Somehow guitarist Brad Shultz beat his inveterate stage-diver brother into the crowd hopping offstage during the rusty Ain’t No Rest for the Wicked (and hurling his axe back up when it was time to return). But Matt -- who spent much of the set on a stage thrust, surrounded by fans on three sides -- got his in the end, stepping into a mass of fans on closer Teeth, then falling back into their arms with a smile on his face.
Also smiling on Saturday: The two Wu-Tang Clan fans called up on stage to perform with Saturday’s other big name, Ghostface Killah.
A crew member spent a few minutes before the set searching for potential partners to fill in for Method Man and Ol’ Dirty Bastard on Protect Ya Neck, with medium luck. When the song came up, the MC had his doubts the two slightly lubricated fans chosen could pull it off. But lo and behold, when their verses kicked in, they held their own – good enough to crack Ghostface up and earn the fans a spot on stage while he rapped Shimmy Shimmy Ya, Wu-Tang Clan Ain’t Nuthing Ta F’ Wit and C.R.E.A.M.
Other national artists on Saturday kept their acts largely on stage. Atlanta soul singer Lady Wray’s sultry, simmering love jams suited the sizzling afternoon heat, while the elated passion of alt-rockers Moon Taxi, N'awlins boogie of the Dirty Dozen Brass Band and Latin grooves of Los Amigos Invisibles carried the day into a much cooler night.
As always, GMF shone a bright light on local acts, giving them prime slots to reach large new audiences.
Ukulele-totin', verse-spittin', range-scalin' phenom Ari Chi was a spark of life and personality in the Kiley Gardens amphitheater, leading an audience-wide sing-along of INOJ's I Want to Be Your Lady Baby. The ascendant Tampa talent channeled jazz and classic soul through her closer Sugar Rush, drawing a joyous standing ovation.
Young but sharply polished St. Pete dance-rockers Miroux shimmied through the midday heat at Tibbetts' Corner with some thumb-snapping bass solos and singer Jonah Hollander's infectious moves.
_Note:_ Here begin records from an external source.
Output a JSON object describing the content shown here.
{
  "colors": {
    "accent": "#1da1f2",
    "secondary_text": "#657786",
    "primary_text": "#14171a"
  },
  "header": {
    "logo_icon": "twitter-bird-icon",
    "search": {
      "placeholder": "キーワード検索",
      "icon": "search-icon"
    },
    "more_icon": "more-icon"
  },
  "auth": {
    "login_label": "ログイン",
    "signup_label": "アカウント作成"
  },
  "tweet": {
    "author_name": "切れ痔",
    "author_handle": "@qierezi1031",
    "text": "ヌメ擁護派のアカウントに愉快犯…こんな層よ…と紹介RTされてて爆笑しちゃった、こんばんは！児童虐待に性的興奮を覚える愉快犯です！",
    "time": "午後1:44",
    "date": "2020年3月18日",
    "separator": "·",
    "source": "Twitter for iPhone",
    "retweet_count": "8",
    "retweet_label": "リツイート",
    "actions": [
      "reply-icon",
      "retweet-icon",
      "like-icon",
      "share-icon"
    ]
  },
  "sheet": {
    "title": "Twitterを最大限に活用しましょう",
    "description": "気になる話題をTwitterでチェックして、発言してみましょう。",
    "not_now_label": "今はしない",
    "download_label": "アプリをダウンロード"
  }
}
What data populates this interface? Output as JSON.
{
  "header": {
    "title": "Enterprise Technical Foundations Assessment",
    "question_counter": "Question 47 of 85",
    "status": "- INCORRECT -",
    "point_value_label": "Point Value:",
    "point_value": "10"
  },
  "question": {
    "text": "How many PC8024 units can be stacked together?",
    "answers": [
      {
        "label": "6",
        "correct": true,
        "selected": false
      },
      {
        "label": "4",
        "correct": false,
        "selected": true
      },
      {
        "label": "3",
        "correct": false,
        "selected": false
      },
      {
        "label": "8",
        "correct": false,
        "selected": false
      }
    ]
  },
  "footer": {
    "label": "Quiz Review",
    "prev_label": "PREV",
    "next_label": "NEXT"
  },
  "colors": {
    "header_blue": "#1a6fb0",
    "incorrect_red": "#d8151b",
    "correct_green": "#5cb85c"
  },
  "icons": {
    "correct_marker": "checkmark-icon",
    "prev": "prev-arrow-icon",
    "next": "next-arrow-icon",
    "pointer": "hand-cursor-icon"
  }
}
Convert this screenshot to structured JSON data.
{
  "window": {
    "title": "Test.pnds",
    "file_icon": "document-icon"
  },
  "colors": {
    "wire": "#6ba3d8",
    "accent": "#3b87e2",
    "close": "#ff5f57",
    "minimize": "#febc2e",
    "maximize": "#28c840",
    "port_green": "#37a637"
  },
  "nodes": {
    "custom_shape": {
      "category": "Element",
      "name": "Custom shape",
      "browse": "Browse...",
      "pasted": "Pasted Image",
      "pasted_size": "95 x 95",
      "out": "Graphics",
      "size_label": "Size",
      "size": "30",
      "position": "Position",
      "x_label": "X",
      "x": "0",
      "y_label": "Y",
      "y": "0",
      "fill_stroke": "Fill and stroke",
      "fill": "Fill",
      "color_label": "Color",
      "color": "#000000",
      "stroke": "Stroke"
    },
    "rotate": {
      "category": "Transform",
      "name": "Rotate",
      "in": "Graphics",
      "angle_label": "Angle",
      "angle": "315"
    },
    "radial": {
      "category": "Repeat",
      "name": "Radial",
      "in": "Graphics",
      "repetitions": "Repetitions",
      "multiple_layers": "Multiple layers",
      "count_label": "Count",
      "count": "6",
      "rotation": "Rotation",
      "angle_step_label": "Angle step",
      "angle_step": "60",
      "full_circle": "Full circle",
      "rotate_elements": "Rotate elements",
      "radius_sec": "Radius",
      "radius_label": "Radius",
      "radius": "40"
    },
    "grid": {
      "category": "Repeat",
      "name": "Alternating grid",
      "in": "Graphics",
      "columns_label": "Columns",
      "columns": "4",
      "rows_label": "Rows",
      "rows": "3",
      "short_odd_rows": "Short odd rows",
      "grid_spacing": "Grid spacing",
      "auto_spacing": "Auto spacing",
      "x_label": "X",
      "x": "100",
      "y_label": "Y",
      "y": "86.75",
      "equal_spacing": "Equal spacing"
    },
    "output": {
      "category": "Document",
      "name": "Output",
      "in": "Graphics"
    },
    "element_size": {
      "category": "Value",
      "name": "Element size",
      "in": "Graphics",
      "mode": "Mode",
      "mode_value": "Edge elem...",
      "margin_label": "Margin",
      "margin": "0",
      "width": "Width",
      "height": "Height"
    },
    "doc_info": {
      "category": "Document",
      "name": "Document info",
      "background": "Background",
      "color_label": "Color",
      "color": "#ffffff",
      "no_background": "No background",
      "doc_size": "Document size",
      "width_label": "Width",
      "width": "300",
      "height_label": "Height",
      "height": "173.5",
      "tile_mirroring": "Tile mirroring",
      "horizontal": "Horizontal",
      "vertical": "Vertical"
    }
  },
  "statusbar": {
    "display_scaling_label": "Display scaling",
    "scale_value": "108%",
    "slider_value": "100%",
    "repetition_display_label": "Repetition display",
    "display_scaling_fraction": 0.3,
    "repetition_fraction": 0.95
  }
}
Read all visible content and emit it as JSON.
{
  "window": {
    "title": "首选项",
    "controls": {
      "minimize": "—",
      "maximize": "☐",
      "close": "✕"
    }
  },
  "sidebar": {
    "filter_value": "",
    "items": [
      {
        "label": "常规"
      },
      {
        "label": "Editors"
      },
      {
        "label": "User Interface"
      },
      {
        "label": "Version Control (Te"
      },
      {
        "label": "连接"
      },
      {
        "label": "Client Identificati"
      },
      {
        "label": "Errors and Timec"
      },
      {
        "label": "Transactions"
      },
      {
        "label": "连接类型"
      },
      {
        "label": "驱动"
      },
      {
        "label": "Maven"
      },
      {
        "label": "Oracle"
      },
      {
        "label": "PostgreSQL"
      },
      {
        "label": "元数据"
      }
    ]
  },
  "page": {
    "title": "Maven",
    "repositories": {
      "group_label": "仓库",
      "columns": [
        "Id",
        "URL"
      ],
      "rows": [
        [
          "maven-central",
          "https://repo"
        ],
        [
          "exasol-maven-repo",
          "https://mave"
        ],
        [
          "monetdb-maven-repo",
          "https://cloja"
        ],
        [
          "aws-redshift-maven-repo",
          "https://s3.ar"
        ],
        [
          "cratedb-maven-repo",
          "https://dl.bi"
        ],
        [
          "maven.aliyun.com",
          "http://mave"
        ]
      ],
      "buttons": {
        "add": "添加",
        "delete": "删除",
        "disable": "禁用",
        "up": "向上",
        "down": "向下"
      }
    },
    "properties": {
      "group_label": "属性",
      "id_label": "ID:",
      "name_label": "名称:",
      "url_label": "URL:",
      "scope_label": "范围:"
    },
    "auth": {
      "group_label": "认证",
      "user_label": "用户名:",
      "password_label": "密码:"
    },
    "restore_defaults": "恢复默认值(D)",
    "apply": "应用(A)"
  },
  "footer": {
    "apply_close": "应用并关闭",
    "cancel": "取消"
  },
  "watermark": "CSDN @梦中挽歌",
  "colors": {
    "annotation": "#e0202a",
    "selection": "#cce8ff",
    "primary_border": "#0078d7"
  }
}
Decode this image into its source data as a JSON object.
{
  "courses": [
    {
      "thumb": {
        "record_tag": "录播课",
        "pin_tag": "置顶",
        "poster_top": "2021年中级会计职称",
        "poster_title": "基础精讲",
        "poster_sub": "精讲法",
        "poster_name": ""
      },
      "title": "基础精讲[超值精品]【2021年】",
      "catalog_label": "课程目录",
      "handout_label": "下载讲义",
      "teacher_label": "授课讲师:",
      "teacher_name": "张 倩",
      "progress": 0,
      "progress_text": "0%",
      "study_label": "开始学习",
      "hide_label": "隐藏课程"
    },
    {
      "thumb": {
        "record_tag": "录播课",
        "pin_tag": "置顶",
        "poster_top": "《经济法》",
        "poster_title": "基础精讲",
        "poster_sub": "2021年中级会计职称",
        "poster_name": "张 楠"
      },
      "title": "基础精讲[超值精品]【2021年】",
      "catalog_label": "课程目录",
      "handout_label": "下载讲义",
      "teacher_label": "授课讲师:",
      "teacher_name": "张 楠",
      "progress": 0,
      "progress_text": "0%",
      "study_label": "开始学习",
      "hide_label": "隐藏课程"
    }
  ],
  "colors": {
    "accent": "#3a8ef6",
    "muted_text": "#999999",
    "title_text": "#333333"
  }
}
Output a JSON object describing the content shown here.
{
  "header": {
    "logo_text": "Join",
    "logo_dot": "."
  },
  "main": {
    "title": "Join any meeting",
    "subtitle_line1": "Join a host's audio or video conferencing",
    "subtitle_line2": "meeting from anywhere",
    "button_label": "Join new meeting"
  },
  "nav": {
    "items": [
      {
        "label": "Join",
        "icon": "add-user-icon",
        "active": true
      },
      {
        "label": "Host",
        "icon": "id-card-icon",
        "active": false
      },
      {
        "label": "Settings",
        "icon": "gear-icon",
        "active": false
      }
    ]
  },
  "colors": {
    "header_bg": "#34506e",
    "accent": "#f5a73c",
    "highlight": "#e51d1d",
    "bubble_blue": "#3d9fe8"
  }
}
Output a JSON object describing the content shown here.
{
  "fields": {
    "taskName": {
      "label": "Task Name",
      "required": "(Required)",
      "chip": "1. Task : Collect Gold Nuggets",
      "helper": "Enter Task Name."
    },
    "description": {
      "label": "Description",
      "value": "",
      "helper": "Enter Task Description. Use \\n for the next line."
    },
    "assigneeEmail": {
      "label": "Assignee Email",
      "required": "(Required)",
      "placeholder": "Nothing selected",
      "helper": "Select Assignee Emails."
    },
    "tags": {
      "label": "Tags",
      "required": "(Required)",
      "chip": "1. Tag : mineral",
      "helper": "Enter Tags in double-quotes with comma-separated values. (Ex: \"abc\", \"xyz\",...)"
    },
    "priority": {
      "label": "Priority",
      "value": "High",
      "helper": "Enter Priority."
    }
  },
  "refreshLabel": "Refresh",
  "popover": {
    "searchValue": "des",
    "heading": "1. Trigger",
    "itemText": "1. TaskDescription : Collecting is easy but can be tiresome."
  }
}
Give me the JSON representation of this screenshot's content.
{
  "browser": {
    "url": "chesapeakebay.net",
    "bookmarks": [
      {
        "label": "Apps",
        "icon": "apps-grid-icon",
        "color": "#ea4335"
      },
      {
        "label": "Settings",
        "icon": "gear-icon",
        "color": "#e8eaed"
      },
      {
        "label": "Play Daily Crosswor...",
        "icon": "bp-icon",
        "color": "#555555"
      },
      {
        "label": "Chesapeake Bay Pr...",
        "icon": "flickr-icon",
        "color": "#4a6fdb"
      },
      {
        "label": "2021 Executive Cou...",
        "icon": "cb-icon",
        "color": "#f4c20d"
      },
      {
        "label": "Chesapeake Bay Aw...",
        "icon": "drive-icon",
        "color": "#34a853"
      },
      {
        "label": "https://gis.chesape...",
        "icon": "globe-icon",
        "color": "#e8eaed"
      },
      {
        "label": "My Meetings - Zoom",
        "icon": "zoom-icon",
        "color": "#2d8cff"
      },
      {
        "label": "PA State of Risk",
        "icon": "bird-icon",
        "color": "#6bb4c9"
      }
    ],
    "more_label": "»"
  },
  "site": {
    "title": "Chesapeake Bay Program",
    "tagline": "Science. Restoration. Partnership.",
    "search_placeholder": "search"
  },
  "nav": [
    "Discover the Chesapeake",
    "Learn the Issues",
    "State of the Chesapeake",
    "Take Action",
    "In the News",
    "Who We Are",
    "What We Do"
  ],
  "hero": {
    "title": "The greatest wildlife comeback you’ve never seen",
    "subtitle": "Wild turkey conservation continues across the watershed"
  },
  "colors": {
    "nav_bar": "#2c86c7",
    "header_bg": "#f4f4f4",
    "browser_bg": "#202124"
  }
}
St. Pete electro-pop artist Shane Schuch, a.k.a. Pajamas, kept things cool in the amphitheater with a chilly, groove-oriented set. And electro-ambient composer/one-man-band Rogerthomas enchanted a jam-packed amphitheater with his swirling, psychedelic soundscapes.
And even the locals couldn’t help getting up close and personal with the GMF crowd. When rap-rock ensemble Bangarang played the fittingly named Jose Gaspar, guitarist Wes Bland ambled down from the stage, where fans put him up on their shoulders while singing, “This is my hometown!”
But the audience-interactive moment of the day might come from Tampa rapper Queenofex, as she ended her set by snaking carefully through the crowd at the amphitheater, stepping level to treacherous level through smiling and high-giving fans until she reached the top, overlooking the rest of the fest.
"I have nothing more to give you," she said when she got back to the stage. "Well, actually, I have plenty more."
Good news for fans. And great for GMF.
The festival continues Sunday with Ryan Adams, Chronixx, Karl Denson’s Tiny Universe, the New Mastersounds and more. Click here for details.
-- Jay Cridlin